Rules for exactly how to create and carry out remote-work policies in a future hybrid environment may be highly complicated. Or they might be as simple as two words: Work appropriately.
That short version comes from General Motors, which settled on “work appropriately” as its hybrid work mandate after grappling with various more complicated policies and finding them wanting, according to this article from SHRM
, the human resources management association.
"Leadership decided to put the trust in the employees and their managers in terms of deciding what works best for them based on their roles and situation," SHRM quoted Cyril George, global talent acquisition director for GM, as explaining. "The flexibility allows leaders to lead and treat employees like adults who know best how to do their work."
The approach isn’t unprecedented at GM, as SHRM notes. It parallels the tactic GM CEO Mary Barra took when becoming the company’s head of HR in 2009. As a first priority
, she targeted the company’s dress code, reducing it from 10 pages to two words: “Dress appropriately.”
“If you let people own policies themselves — especially at the first level of people supervision — it helps develop them,” Barra told a Wharton conference in 2018. “It was an eye-opening experience, but I now know that these small little things changed our culture powerfully.”

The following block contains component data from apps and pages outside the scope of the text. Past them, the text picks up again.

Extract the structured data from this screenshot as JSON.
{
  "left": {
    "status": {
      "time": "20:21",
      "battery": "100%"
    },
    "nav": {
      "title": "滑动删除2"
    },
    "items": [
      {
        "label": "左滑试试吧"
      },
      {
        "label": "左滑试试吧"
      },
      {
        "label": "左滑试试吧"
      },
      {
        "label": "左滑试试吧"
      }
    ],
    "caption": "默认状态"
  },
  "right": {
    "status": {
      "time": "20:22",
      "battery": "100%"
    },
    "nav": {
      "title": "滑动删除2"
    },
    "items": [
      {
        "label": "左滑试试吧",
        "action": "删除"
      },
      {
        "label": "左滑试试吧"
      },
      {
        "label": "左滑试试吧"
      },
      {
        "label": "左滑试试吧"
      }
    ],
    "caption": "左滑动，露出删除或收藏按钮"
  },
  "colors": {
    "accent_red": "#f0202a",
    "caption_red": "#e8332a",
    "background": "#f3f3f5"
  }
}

It’s easy to see how “work appropriately” can be the foundation of an enterprise’s culture in the next generation of work. A workforce that trains itself to work appropriately, at a line manager and individual employee level, won’t just make sound choices about when to work remotely vs. at the office. Working appropriately, like dressing appropriately, suggests taking other people’s perspectives and needs into account, and feeling a responsibility to justify management’s trust in the individual. That seems like the basis for a healthy culture.

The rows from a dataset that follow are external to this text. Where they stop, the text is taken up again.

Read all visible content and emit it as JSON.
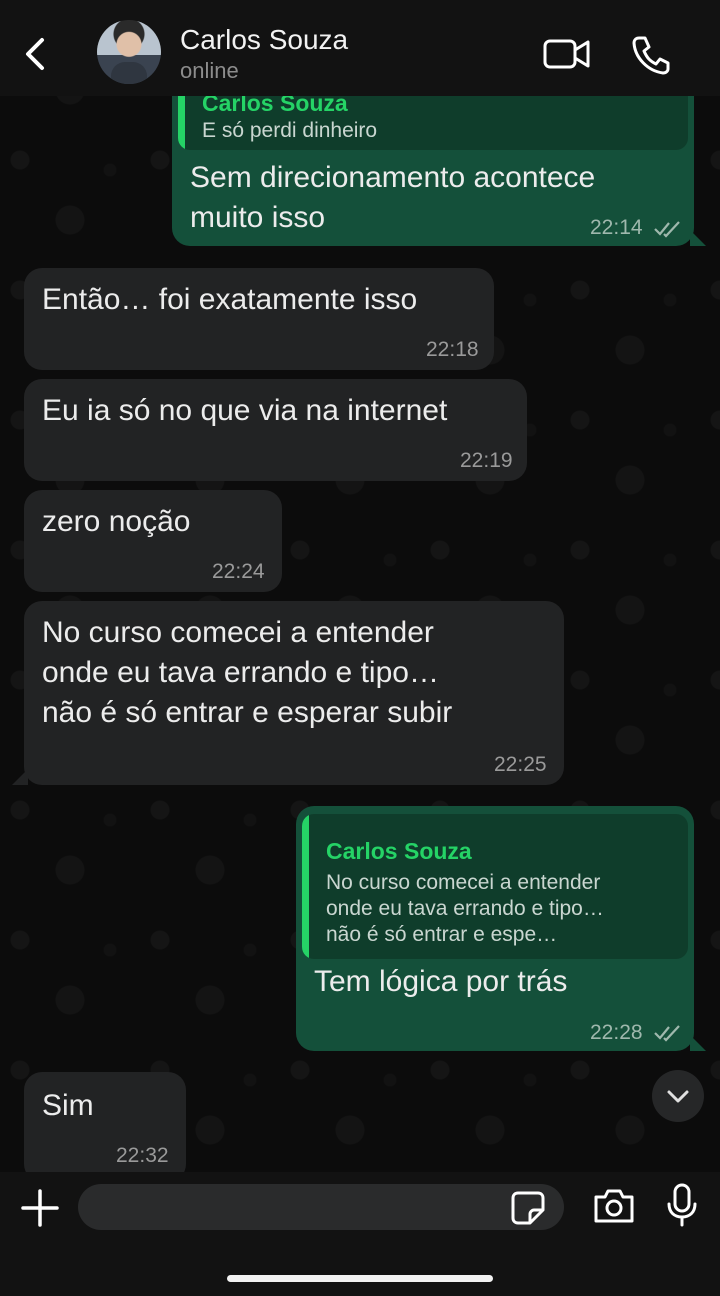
{
  "header": {
    "contact_name": "Carlos Souza",
    "contact_status": "online"
  },
  "messages": [
    {
      "direction": "outgoing",
      "quote_name": "Carlos Souza",
      "quote_text": "E só perdi dinheiro",
      "text": "Sem direcionamento acontece\nmuito isso",
      "time": "22:14",
      "read": true
    },
    {
      "direction": "incoming",
      "text": "Então… foi exatamente isso",
      "time": "22:18"
    },
    {
      "direction": "incoming",
      "text": "Eu ia só no que via na internet",
      "time": "22:19"
    },
    {
      "direction": "incoming",
      "text": "zero noção",
      "time": "22:24"
    },
    {
      "direction": "incoming",
      "text": "No curso comecei a entender\nonde eu tava errando e tipo…\nnão é só entrar e esperar subir",
      "time": "22:25"
    },
    {
      "direction": "outgoing",
      "quote_name": "Carlos Souza",
      "quote_text": "No curso comecei a entender\nonde eu tava errando e tipo…\nnão é só entrar e espe…",
      "text": "Tem lógica por trás",
      "time": "22:28",
      "read": true
    },
    {
      "direction": "incoming",
      "text": "Sim",
      "time": "22:32"
    }
  ],
  "composer": {
    "value": "",
    "placeholder": ""
  },
  "colors": {
    "outgoing_bubble": "#14503a",
    "incoming_bubble": "#222324",
    "accent_green": "#25d366",
    "read_ticks": "#9fb8ad"
  },
  "icons": [
    "back-arrow-icon",
    "video-camera-icon",
    "phone-icon",
    "chevron-down-icon",
    "plus-icon",
    "sticker-icon",
    "camera-icon",
    "microphone-icon",
    "double-check-icon"
  ]
}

Even if your enterprise isn’t ready to make the leap of faith toward a two-word hybrid work policy, “work appropriately” should absolutely be the guiding principle for every organization. Fortunately, the SHRM article cited above does show that, at least among the large enterprises quoted in the piece, policies have been developed after deep and extensive consultation with employees.

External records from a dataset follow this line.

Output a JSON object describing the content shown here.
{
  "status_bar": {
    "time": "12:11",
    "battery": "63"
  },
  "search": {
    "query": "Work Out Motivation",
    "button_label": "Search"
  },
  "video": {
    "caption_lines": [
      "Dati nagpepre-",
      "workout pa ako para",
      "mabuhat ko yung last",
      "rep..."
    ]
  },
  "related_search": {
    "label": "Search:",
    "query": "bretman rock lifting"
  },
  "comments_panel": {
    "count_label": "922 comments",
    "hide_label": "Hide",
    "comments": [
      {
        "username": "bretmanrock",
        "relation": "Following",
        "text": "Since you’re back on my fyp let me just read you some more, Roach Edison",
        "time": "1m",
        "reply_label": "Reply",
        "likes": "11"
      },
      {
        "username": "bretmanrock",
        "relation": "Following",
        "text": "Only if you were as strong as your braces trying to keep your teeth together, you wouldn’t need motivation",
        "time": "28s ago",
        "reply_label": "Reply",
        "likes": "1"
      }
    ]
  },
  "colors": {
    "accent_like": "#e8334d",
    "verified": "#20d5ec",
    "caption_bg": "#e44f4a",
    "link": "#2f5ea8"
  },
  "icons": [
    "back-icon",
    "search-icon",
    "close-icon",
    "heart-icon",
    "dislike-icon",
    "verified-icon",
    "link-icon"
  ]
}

In short, “work appropriately” isn’t just what the employees should do. It’s what the enterprise and its policies need to be able to do as well.